◆ EXERCISE OBJECTIVE:
Leave out the pictures and repeat every record exactly.

Page and application data records:
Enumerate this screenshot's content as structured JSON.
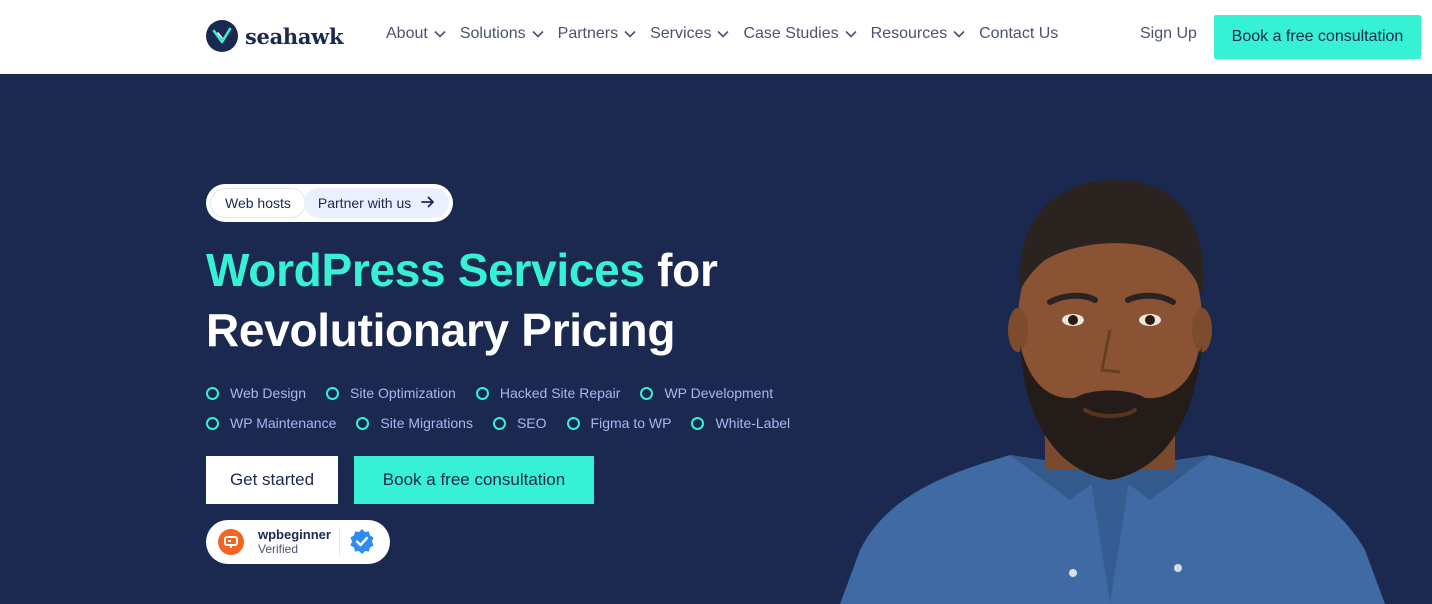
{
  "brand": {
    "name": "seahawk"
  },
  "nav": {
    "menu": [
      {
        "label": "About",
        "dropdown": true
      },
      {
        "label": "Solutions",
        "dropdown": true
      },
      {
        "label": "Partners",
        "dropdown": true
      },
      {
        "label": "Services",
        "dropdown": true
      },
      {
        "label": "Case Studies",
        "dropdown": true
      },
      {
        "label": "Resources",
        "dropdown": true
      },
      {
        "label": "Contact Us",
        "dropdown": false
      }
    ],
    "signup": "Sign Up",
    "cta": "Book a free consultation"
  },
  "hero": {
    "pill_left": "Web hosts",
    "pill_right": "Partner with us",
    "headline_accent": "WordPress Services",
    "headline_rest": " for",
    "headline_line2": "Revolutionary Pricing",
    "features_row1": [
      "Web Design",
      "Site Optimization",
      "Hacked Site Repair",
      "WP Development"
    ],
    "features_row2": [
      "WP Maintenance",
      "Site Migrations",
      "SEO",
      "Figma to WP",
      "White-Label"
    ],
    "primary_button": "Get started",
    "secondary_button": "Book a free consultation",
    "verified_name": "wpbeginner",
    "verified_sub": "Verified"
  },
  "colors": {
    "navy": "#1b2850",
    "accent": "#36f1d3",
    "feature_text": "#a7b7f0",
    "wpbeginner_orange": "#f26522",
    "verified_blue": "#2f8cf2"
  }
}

◆ REPLY TO THE TASK:
Enumerate this screenshot's content as structured JSON.
{
  "brand": {
    "name": "seahawk"
  },
  "nav": {
    "menu": [
      {
        "label": "About",
        "dropdown": true
      },
      {
        "label": "Solutions",
        "dropdown": true
      },
      {
        "label": "Partners",
        "dropdown": true
      },
      {
        "label": "Services",
        "dropdown": true
      },
      {
        "label": "Case Studies",
        "dropdown": true
      },
      {
        "label": "Resources",
        "dropdown": true
      },
      {
        "label": "Contact Us",
        "dropdown": false
      }
    ],
    "signup": "Sign Up",
    "cta": "Book a free consultation"
  },
  "hero": {
    "pill_left": "Web hosts",
    "pill_right": "Partner with us",
    "headline_accent": "WordPress Services",
    "headline_rest": " for",
    "headline_line2": "Revolutionary Pricing",
    "features_row1": [
      "Web Design",
      "Site Optimization",
      "Hacked Site Repair",
      "WP Development"
    ],
    "features_row2": [
      "WP Maintenance",
      "Site Migrations",
      "SEO",
      "Figma to WP",
      "White-Label"
    ],
    "primary_button": "Get started",
    "secondary_button": "Book a free consultation",
    "verified_name": "wpbeginner",
    "verified_sub": "Verified"
  },
  "colors": {
    "navy": "#1b2850",
    "accent": "#36f1d3",
    "feature_text": "#a7b7f0",
    "wpbeginner_orange": "#f26522",
    "verified_blue": "#2f8cf2"
  }
}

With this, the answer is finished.